• Mile 4: 6:05.1. "Nice. Can the next mile be sub-6?"
I was JUST behind Omar at this point, and we were kinda running by ourselves. I tried pulling up to pass him twice, but both times he kicked and held me off. I ran up next to him just in time for a random spectator (one of very few out there) to shout "Go Omar! Go Steve in a Speedo!" Nice! Thanks!
I got past Omar, but I heard his feet coming again! I thought it was him passing me back again, but it was someone else. That was the first time I was passed all race. I told myself at mile marker #5 I would start upping the pace. Could I catch Kirt or Scott up there?
• Mile 5: 6:08.2. "OK, just work through this suffering! Go hard!"
I passed the speedy female team of Erin W and Angie V with about a half mile to go. I was gaining on the guy who passed me, but I didn't see Scott or Kirt in front of me. I never looked back, and I just ran hard so no one else caught me. I passed the guy who had passed me right around the 6th mile marker.
• Mile 6: 5:51. "Go. Finish. Done. Die. Stretch. Ice. Food. Good."
There's a little hill about 2 blocks from the finish. Here's a photo I took after I finished looking down that slight hill:
You can see the starting line, but we had to run another block to the finish.
• Final 0.22: 1:08.3 (5:08 / mile pace).
Steve Stenzel, 31, St. Paul, MN
38:02 (6:07.25 / mile)
40th out of 529 overall
7th out of 25 in the 30-34 age group
The race was only "gun timed." Unofficially, my Garmin read 37:58.7 for 6.22 when I had started it once I had crossed the starting line (apparently about 3.5 seconds after the official start).
Oh, and looking at the results, the women who "left me in her dust" at the finish was 16 years old. So that happened.
Dip in speed at the turn-around, pretty "uneven" for miles 3-5, and then a build to the finish.
Totally soaked in sweat. And look at my pit hair. Look.
I got back to the race site as it was filling up with 10K finishers and 5K runners getting ready to start their race:
I love it when Lemonade tells me to "Shake 'N Pull." Gladly, Lemonade. Gladly.
Walking across the street to the park (rocking my fashionable Zensah compression socks).

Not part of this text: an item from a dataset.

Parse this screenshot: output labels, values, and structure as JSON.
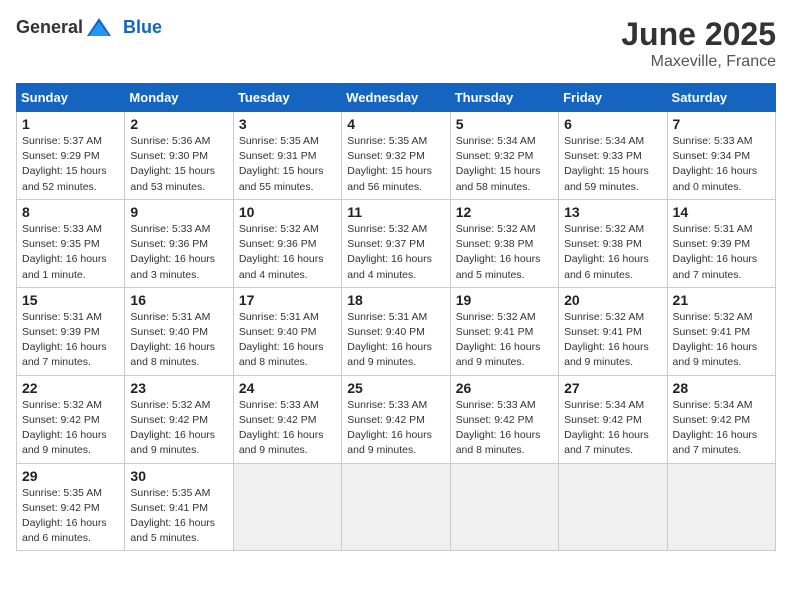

Best. Photo. EVER.
Heading home from the park nearly an hour later! (Well, first we stopped for ICE CREAM!)
Here are the results of the 10K, 5K, and "double header" in an Examiner article of mine. Happy Tuesday!!

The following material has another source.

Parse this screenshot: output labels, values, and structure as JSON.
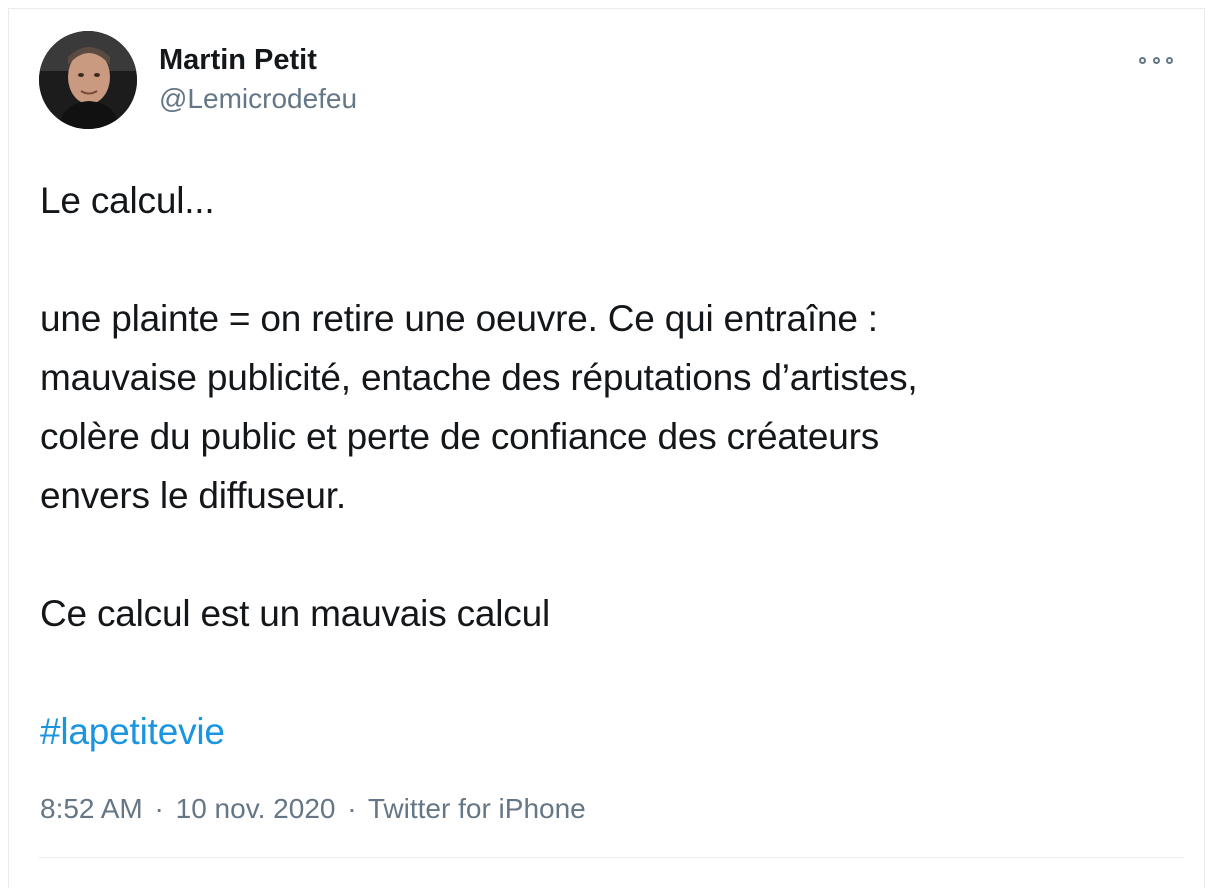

Oh, one last thing... have you entered my CLIF Bar giveaway from over the weekend?!?